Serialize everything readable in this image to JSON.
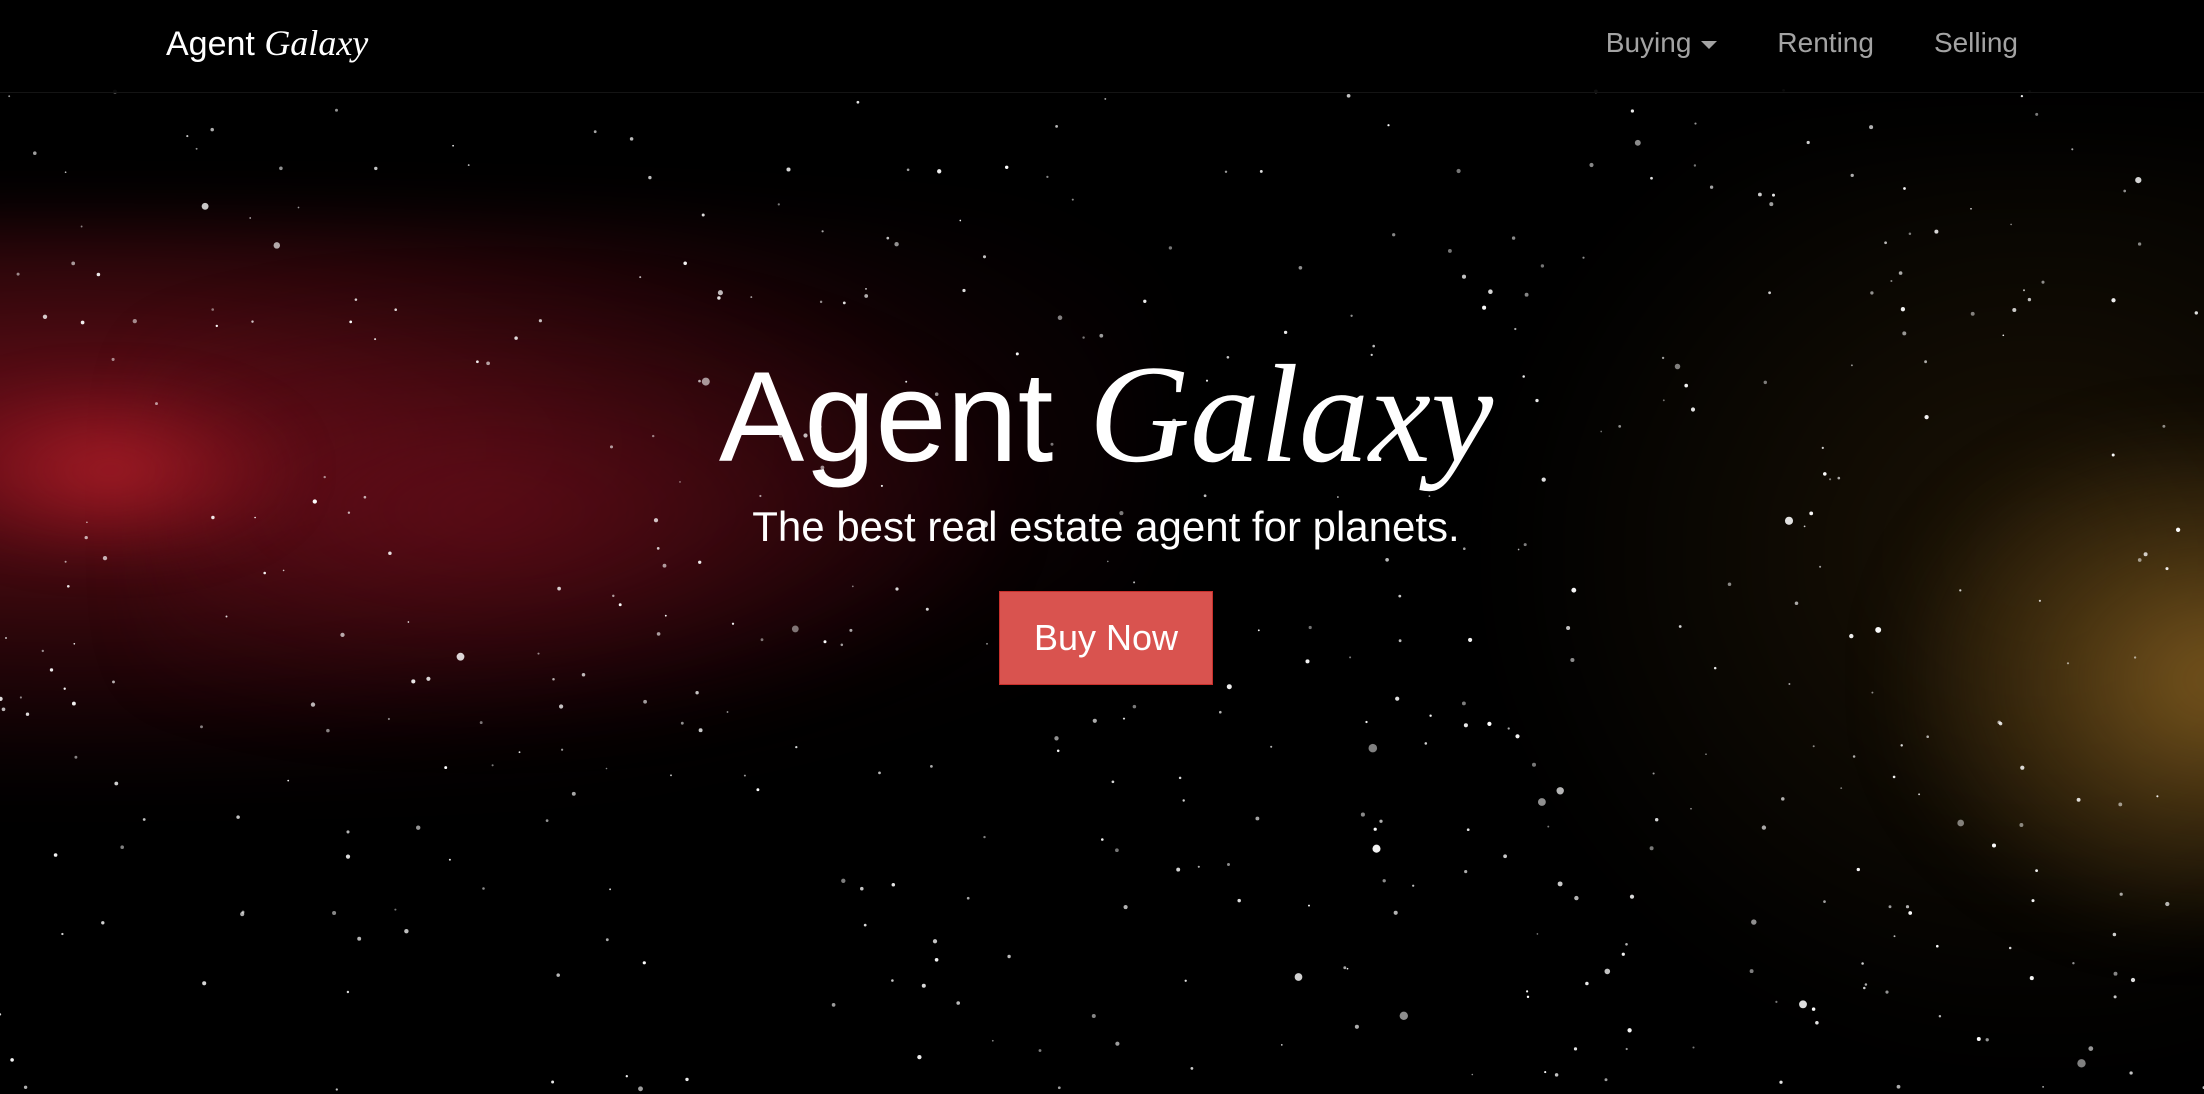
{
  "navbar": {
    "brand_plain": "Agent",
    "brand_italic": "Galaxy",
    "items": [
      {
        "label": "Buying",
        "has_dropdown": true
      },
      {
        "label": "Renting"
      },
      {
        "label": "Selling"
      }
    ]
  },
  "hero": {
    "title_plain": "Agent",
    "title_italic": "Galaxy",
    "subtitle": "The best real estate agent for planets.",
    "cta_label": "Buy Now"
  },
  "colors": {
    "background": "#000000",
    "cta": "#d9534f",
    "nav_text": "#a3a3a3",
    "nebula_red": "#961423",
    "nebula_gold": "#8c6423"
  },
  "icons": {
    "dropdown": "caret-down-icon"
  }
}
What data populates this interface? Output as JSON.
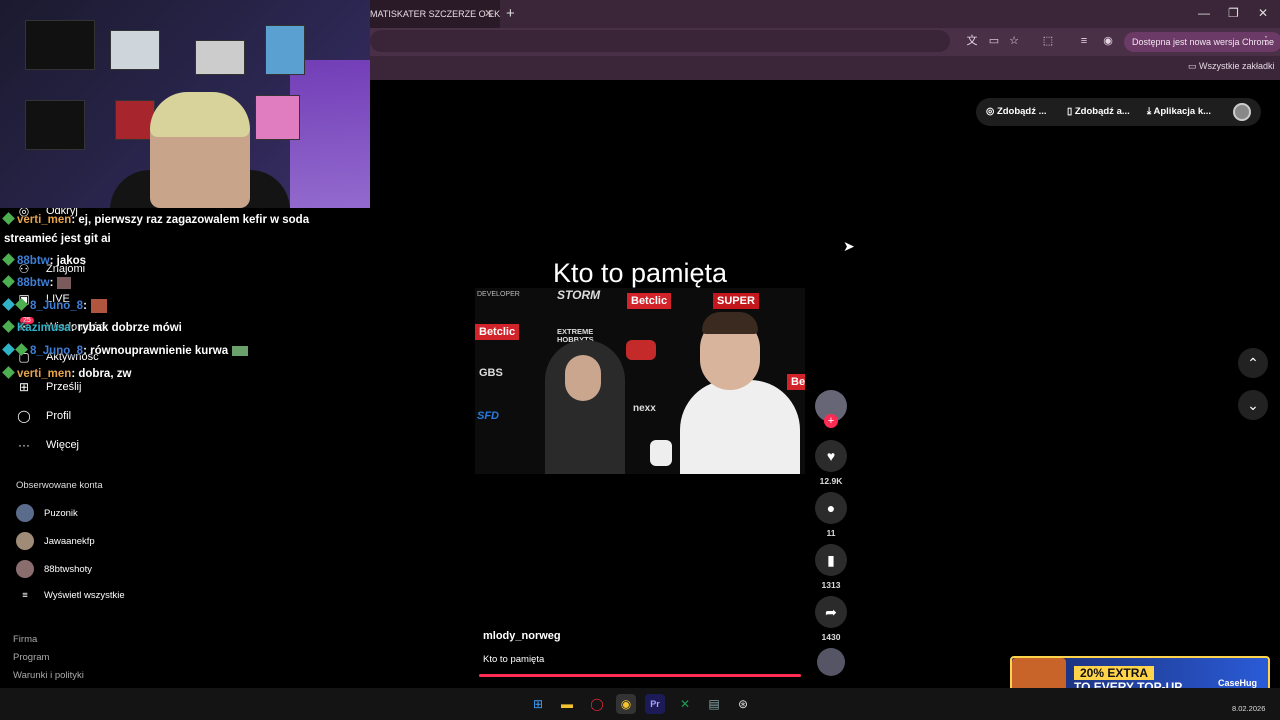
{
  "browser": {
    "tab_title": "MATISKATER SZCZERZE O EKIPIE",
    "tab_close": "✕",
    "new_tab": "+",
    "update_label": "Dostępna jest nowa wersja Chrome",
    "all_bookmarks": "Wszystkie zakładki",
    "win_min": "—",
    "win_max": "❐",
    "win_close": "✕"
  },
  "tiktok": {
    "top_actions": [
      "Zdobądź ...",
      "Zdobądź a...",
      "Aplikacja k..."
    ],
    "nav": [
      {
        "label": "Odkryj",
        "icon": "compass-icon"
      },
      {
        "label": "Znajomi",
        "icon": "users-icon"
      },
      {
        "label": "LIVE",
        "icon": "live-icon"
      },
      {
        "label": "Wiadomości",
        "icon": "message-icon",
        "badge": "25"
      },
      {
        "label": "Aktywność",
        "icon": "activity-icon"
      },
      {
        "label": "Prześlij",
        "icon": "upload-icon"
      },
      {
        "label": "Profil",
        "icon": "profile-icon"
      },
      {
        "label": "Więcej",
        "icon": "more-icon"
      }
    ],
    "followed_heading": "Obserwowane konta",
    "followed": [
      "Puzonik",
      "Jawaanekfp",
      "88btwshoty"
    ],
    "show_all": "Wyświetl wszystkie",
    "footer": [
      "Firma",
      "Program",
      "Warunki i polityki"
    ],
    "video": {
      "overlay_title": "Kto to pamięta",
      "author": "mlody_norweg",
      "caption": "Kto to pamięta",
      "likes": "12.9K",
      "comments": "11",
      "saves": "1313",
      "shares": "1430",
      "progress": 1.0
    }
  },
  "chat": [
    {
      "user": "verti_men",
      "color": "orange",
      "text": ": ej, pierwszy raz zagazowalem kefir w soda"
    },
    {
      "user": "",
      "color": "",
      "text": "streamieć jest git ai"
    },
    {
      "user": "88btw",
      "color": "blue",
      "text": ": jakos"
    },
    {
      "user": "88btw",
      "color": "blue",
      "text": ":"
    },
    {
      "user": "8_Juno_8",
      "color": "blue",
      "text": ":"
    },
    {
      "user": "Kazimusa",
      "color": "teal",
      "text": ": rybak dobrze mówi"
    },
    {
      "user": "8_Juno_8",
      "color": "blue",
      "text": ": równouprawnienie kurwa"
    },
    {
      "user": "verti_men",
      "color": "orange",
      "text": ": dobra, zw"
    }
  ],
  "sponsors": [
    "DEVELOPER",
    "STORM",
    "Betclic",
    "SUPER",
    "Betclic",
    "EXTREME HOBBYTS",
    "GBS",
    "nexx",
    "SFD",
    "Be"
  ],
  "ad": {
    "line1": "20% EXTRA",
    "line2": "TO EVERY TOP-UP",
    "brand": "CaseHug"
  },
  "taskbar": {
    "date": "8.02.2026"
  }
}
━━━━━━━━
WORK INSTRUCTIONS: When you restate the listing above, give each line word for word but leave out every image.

ANSWER SPACE:
Serialize everything readable in this image to JSON.
{
  "navbar": {
    "brand_plain": "Agent",
    "brand_italic": "Galaxy",
    "items": [
      {
        "label": "Buying",
        "has_dropdown": true
      },
      {
        "label": "Renting"
      },
      {
        "label": "Selling"
      }
    ]
  },
  "hero": {
    "title_plain": "Agent",
    "title_italic": "Galaxy",
    "subtitle": "The best real estate agent for planets.",
    "cta_label": "Buy Now"
  },
  "colors": {
    "background": "#000000",
    "cta": "#d9534f",
    "nav_text": "#a3a3a3",
    "nebula_red": "#961423",
    "nebula_gold": "#8c6423"
  },
  "icons": {
    "dropdown": "caret-down-icon"
  }
}
What data populates this interface? Output as JSON.
{
  "browser": {
    "tab_title": "MATISKATER SZCZERZE O EKIPIE",
    "tab_close": "✕",
    "new_tab": "+",
    "update_label": "Dostępna jest nowa wersja Chrome",
    "all_bookmarks": "Wszystkie zakładki",
    "win_min": "—",
    "win_max": "❐",
    "win_close": "✕"
  },
  "tiktok": {
    "top_actions": [
      "Zdobądź ...",
      "Zdobądź a...",
      "Aplikacja k..."
    ],
    "nav": [
      {
        "label": "Odkryj",
        "icon": "compass-icon"
      },
      {
        "label": "Znajomi",
        "icon": "users-icon"
      },
      {
        "label": "LIVE",
        "icon": "live-icon"
      },
      {
        "label": "Wiadomości",
        "icon": "message-icon",
        "badge": "25"
      },
      {
        "label": "Aktywność",
        "icon": "activity-icon"
      },
      {
        "label": "Prześlij",
        "icon": "upload-icon"
      },
      {
        "label": "Profil",
        "icon": "profile-icon"
      },
      {
        "label": "Więcej",
        "icon": "more-icon"
      }
    ],
    "followed_heading": "Obserwowane konta",
    "followed": [
      "Puzonik",
      "Jawaanekfp",
      "88btwshoty"
    ],
    "show_all": "Wyświetl wszystkie",
    "footer": [
      "Firma",
      "Program",
      "Warunki i polityki"
    ],
    "video": {
      "overlay_title": "Kto to pamięta",
      "author": "mlody_norweg",
      "caption": "Kto to pamięta",
      "likes": "12.9K",
      "comments": "11",
      "saves": "1313",
      "shares": "1430",
      "progress": 1.0
    }
  },
  "chat": [
    {
      "user": "verti_men",
      "color": "orange",
      "text": ": ej, pierwszy raz zagazowalem kefir w soda"
    },
    {
      "user": "",
      "color": "",
      "text": "streamieć jest git ai"
    },
    {
      "user": "88btw",
      "color": "blue",
      "text": ": jakos"
    },
    {
      "user": "88btw",
      "color": "blue",
      "text": ":"
    },
    {
      "user": "8_Juno_8",
      "color": "blue",
      "text": ":"
    },
    {
      "user": "Kazimusa",
      "color": "teal",
      "text": ": rybak dobrze mówi"
    },
    {
      "user": "8_Juno_8",
      "color": "blue",
      "text": ": równouprawnienie kurwa"
    },
    {
      "user": "verti_men",
      "color": "orange",
      "text": ": dobra, zw"
    }
  ],
  "sponsors": [
    "DEVELOPER",
    "STORM",
    "Betclic",
    "SUPER",
    "Betclic",
    "EXTREME HOBBYTS",
    "GBS",
    "nexx",
    "SFD",
    "Be"
  ],
  "ad": {
    "line1": "20% EXTRA",
    "line2": "TO EVERY TOP-UP",
    "brand": "CaseHug"
  },
  "taskbar": {
    "date": "8.02.2026"
  }
}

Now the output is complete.